Ok, I *was* next to the sink, but really, the rest of that is not true.
(Is it? Sniff. My self esteem is destroyed by a six year old).
Once I recovered I was able to come back with one for her:
This Disney character is about to lose iPad privileges for the rest of her life.
It only took one guess.
P.S. Here’s another Disney game that is a lot of fun.
This postcard arrived at Fancy Pants Ranch a few weeks ago.
I subsequently needed to remind Spouse that mail tampering is a Federal Offense.
MGM’s (8) third grade teacher recently asked me to come and speak to his class, since they were studying a unit on the human body.
My immediate response, “You know I’m a gynecologist, right?”
We finally settled on a talk entitled “How babies are different from us,” with emphasis on an in utero baby, a.k.a. a fetus.
What we covered:
- Before they are born, babies are connected to their mothers by an umbilical cord and placenta
- Babies depend on their mothers to get their blood
- Babies do not eat food the way we do; they get their nutrition from what their mother eats
- Babies do not breathe oxygen. They essentially live underwater and breathe amniotic fluid in and out of their lungs
- Speaking of amniotic fluid, it is mostly baby pee (This brought down the house! I was killing it at this point)
- A baby has about 300 bones but an adult only has about 206. This is because some of the baby’s bones join together like a puzzle after it is born.
- Even before a it’s born, a baby can recognize voices, open and shut its eyes, roll/punch/kick (MGM demonstrated this in class), sleep and get the hiccups
- A baby usually does not poop before it’s born (another fact that resulted in gales of laughter)
The floor was also open to questions.
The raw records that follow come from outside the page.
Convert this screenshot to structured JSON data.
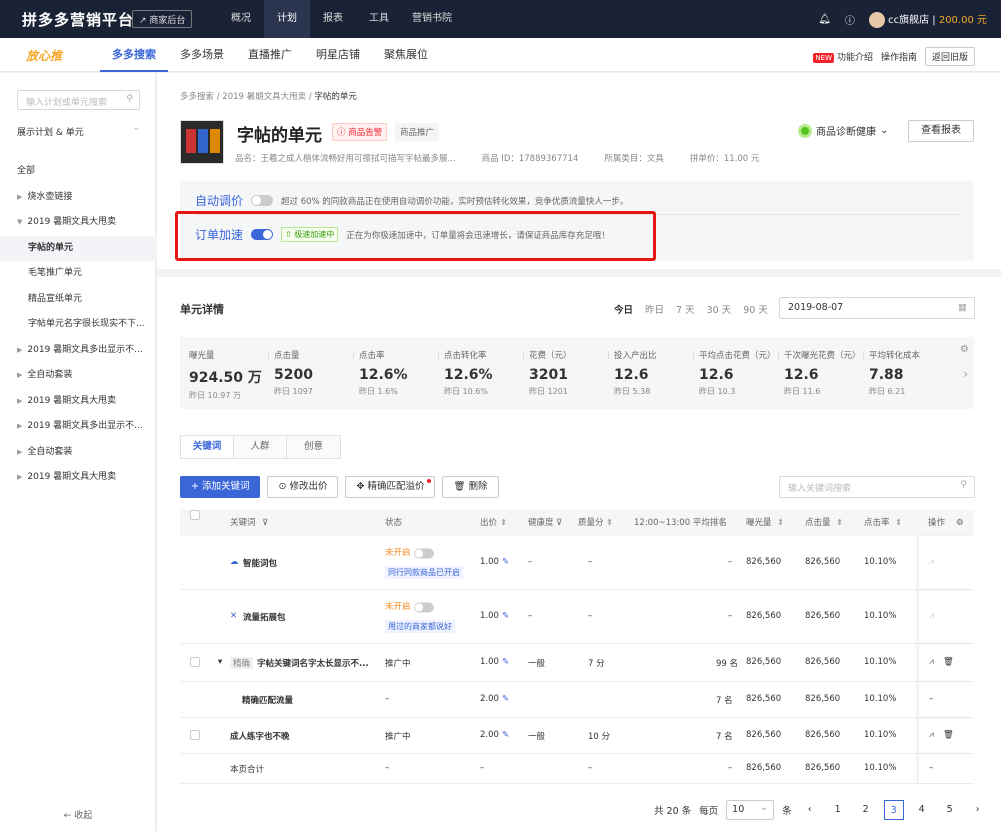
{
  "topbar": {
    "logo": "拼多多营销平台",
    "merchant_btn": "商家后台",
    "nav": [
      "概况",
      "计划",
      "报表",
      "工具",
      "营销书院"
    ],
    "active": "计划",
    "shop": "cc旗舰店",
    "balance": "200.00 元"
  },
  "subnav": {
    "brand": "放心推",
    "tabs": [
      "多多搜索",
      "多多场景",
      "直播推广",
      "明星店铺",
      "聚焦展位"
    ],
    "active": "多多搜索",
    "new_badge": "NEW",
    "intro": "功能介绍",
    "guide": "操作指南",
    "old": "返回旧版"
  },
  "sidebar": {
    "search_placeholder": "输入计划或单元搜索",
    "select": "展示计划 & 单元",
    "tree": [
      {
        "label": "全部",
        "type": "root"
      },
      {
        "label": "烧水壶链接",
        "type": "collapsed"
      },
      {
        "label": "2019 暑期文具大甩卖",
        "type": "expanded"
      },
      {
        "label": "字帖的单元",
        "type": "child-sel"
      },
      {
        "label": "毛笔推广单元",
        "type": "child"
      },
      {
        "label": "精品宣纸单元",
        "type": "child"
      },
      {
        "label": "字帖单元名字很长现实不下...",
        "type": "child"
      },
      {
        "label": "2019 暑期文具多出显示不...",
        "type": "collapsed"
      },
      {
        "label": "全自动套装",
        "type": "collapsed"
      },
      {
        "label": "2019 暑期文具大甩卖",
        "type": "collapsed"
      },
      {
        "label": "2019 暑期文具多出显示不...",
        "type": "collapsed"
      },
      {
        "label": "全自动套装",
        "type": "collapsed"
      },
      {
        "label": "2019 暑期文具大甩卖",
        "type": "collapsed"
      }
    ],
    "collapse": "← 收起"
  },
  "breadcrumb": [
    "多多搜索",
    "2019 暑期文具大甩卖",
    "字帖的单元"
  ],
  "product": {
    "title": "字帖的单元",
    "alarm": "商品告警",
    "promo": "商品推广",
    "name": "品名：王羲之成人楷体流畅好用可擦拭可描写字帖最多展...",
    "id": "商品 ID：17889367714",
    "category": "所属类目：文具",
    "price": "拼单价：11.00 元",
    "health": "商品诊断健康",
    "report": "查看报表"
  },
  "auto_bid": {
    "label": "自动调价",
    "desc": "超过 60% 的同款商品正在使用自动调价功能，实时预估转化效果，竞争优质流量快人一步。"
  },
  "order_boost": {
    "label": "订单加速",
    "badge": "极速加速中",
    "desc": "正在为你极速加速中，订单量将会迅速增长，请保证商品库存充足哦！"
  },
  "details": {
    "title": "单元详情",
    "ranges": [
      "今日",
      "昨日",
      "7 天",
      "30 天",
      "90 天"
    ],
    "date": "2019-08-07"
  },
  "metrics": [
    {
      "label": "曝光量",
      "value": "924.50 万",
      "yest": "昨日 10.97 万"
    },
    {
      "label": "点击量",
      "value": "5200",
      "yest": "昨日 1097"
    },
    {
      "label": "点击率",
      "value": "12.6%",
      "yest": "昨日 1.6%"
    },
    {
      "label": "点击转化率",
      "value": "12.6%",
      "yest": "昨日 10.6%"
    },
    {
      "label": "花费（元）",
      "value": "3201",
      "yest": "昨日 1201"
    },
    {
      "label": "投入产出比",
      "value": "12.6",
      "yest": "昨日 5.38"
    },
    {
      "label": "平均点击花费（元）",
      "value": "12.6",
      "yest": "昨日 10.3"
    },
    {
      "label": "千次曝光花费（元）",
      "value": "12.6",
      "yest": "昨日 11.6"
    },
    {
      "label": "平均转化成本",
      "value": "7.88",
      "yest": "昨日 6.21"
    }
  ],
  "tabs": [
    "关键词",
    "人群",
    "创意"
  ],
  "toolbar": {
    "add": "+ 添加关键词",
    "modify": "修改出价",
    "match": "精确匹配溢价",
    "delete": "删除",
    "search_placeholder": "输入关键词搜索"
  },
  "table": {
    "headers": [
      "关键词",
      "状态",
      "出价",
      "健康度",
      "质量分",
      "12:00~13:00 平均排名",
      "曝光量",
      "点击量",
      "点击率",
      "操作"
    ],
    "rows": [
      {
        "icon": "☁",
        "kw": "智能词包",
        "status": "未开启",
        "tag": "同行同款商品已开启",
        "bid": "1.00",
        "health": "–",
        "quality": "–",
        "rank": "–",
        "exp": "826,560",
        "click": "826,560",
        "ctr": "10.10%",
        "h": 54,
        "chk": false,
        "off": true
      },
      {
        "icon": "✕",
        "kw": "流量拓展包",
        "status": "未开启",
        "tag": "用过的商家都说好",
        "bid": "1.00",
        "health": "–",
        "quality": "–",
        "rank": "–",
        "exp": "826,560",
        "click": "826,560",
        "ctr": "10.10%",
        "h": 54,
        "chk": false,
        "off": true
      },
      {
        "icon": "",
        "kw": "字帖关键词名字太长显示不...",
        "prefix": "精确",
        "status": "推广中",
        "bid": "1.00",
        "health": "一般",
        "quality": "7 分",
        "rank": "99 名",
        "exp": "826,560",
        "click": "826,560",
        "ctr": "10.10%",
        "h": 38,
        "chk": true,
        "expand": true
      },
      {
        "icon": "",
        "kw": "精确匹配流量",
        "status": "–",
        "bid": "2.00",
        "health": "",
        "quality": "",
        "rank": "7 名",
        "exp": "826,560",
        "click": "826,560",
        "ctr": "10.10%",
        "h": 36,
        "sub": true
      },
      {
        "icon": "",
        "kw": "成人练字也不晚",
        "status": "推广中",
        "bid": "2.00",
        "health": "一般",
        "quality": "10 分",
        "rank": "7 名",
        "exp": "826,560",
        "click": "826,560",
        "ctr": "10.10%",
        "h": 36,
        "chk": true
      },
      {
        "icon": "",
        "kw": "本页合计",
        "status": "–",
        "bid": "–",
        "health": "",
        "quality": "–",
        "rank": "–",
        "exp": "826,560",
        "click": "826,560",
        "ctr": "10.10%",
        "h": 30,
        "total": true
      }
    ]
  },
  "pager": {
    "total": "共 20 条",
    "per": "每页",
    "size": "10",
    "unit": "条",
    "pages": [
      "1",
      "2",
      "3",
      "4",
      "5"
    ],
    "current": "3"
  }
}
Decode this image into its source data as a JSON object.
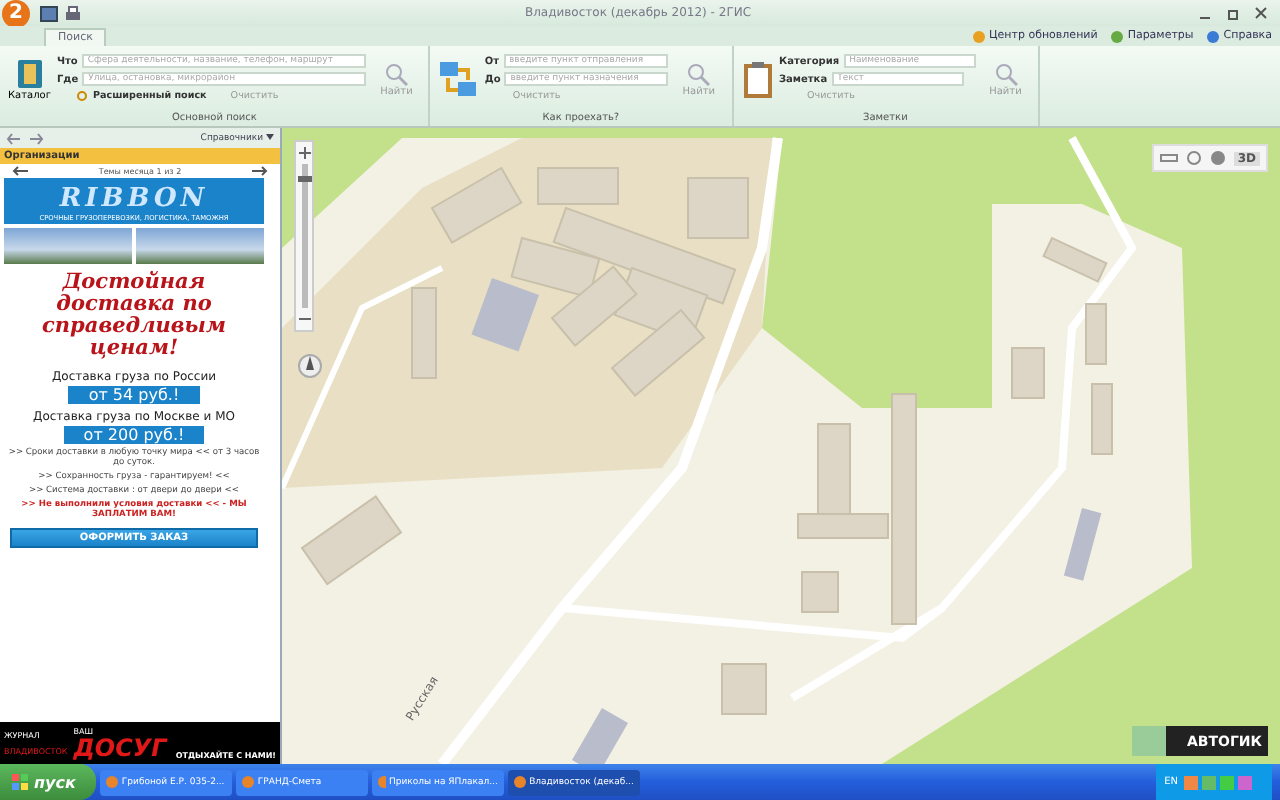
{
  "window": {
    "logo": "2",
    "title": "Владивосток (декабрь 2012) - 2ГИС"
  },
  "tabs": [
    {
      "label": "Поиск",
      "selected": true
    }
  ],
  "top_links": [
    "Центр обновлений",
    "Параметры",
    "Справка"
  ],
  "ribbon": {
    "main_search": {
      "catalog": "Каталог",
      "what_label": "Что",
      "what_placeholder": "Сфера деятельности, название, телефон, маршрут",
      "where_label": "Где",
      "where_placeholder": "Улица, остановка, микрорайон",
      "advanced": "Расширенный поиск",
      "clear": "Очистить",
      "find": "Найти",
      "caption": "Основной поиск"
    },
    "route": {
      "from_label": "От",
      "from_placeholder": "введите пункт отправления",
      "to_label": "До",
      "to_placeholder": "введите пункт назначения",
      "clear": "Очистить",
      "find": "Найти",
      "caption": "Как проехать?"
    },
    "notes": {
      "category_label": "Категория",
      "category_placeholder": "Наименование",
      "note_label": "Заметка",
      "note_placeholder": "Текст",
      "clear": "Очистить",
      "find": "Найти",
      "caption": "Заметки"
    }
  },
  "sidebar": {
    "dropdown": "Справочники",
    "section": "Организации",
    "pager": "Темы месяца 1 из 2",
    "ad": {
      "brand": "RIBBON",
      "slogan": "СРОЧНЫЕ ГРУЗОПЕРЕВОЗКИ, ЛОГИСТИКА, ТАМОЖНЯ",
      "headline": "Достойная доставка по справедливым ценам!",
      "offers": [
        {
          "label": "Доставка груза по России",
          "price": "от 54 руб.!"
        },
        {
          "label": "Доставка груза по Москве и МО",
          "price": "от 200 руб.!"
        }
      ],
      "points": [
        {
          "kind": "normal",
          "text": ">> Сроки доставки в любую точку мира << от 3 часов до суток."
        },
        {
          "kind": "normal",
          "text": ">> Сохранность груза - гарантируем! <<"
        },
        {
          "kind": "normal",
          "text": ">> Система доставки : от двери до двери <<"
        },
        {
          "kind": "alert",
          "text": ">> Не выполнили условия доставки << - МЫ ЗАПЛАТИМ ВАМ!"
        }
      ],
      "order_button": "ОФОРМИТЬ ЗАКАЗ"
    },
    "banner": {
      "small": "ЖУРНАЛ",
      "your": "ВАШ",
      "name": "ДОСУГ",
      "city": "ВЛАДИВОСТОК",
      "tagline": "ОТДЫХАЙТЕ С НАМИ!"
    }
  },
  "map": {
    "zoom": {
      "level": 0.9
    },
    "street": "Русская",
    "view_3d": "3D",
    "ad": "АВТОГИК"
  },
  "taskbar": {
    "start": "пуск",
    "items": [
      {
        "label": "Грибоной Е.Р. 035-2...",
        "selected": false
      },
      {
        "label": "ГРАНД-Смета",
        "selected": false
      },
      {
        "label": "Приколы на ЯПлакал...",
        "selected": false
      },
      {
        "label": "Владивосток (декаб...",
        "selected": true
      }
    ],
    "lang": "EN"
  }
}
Conservatively speaking, one kid alone asked about 80. He was so into it!
MGM repeatedly asked if he could use my laser pointer.
And while you might expect inevitable questions resulting in inflammatory emails from other parents about how a baby got there in the first place, it never came up.
MGM and Trixie First day, 2015
P.S. If you would ever like to practice your stand-up comedy skills, I highly advise a test audience of third graders.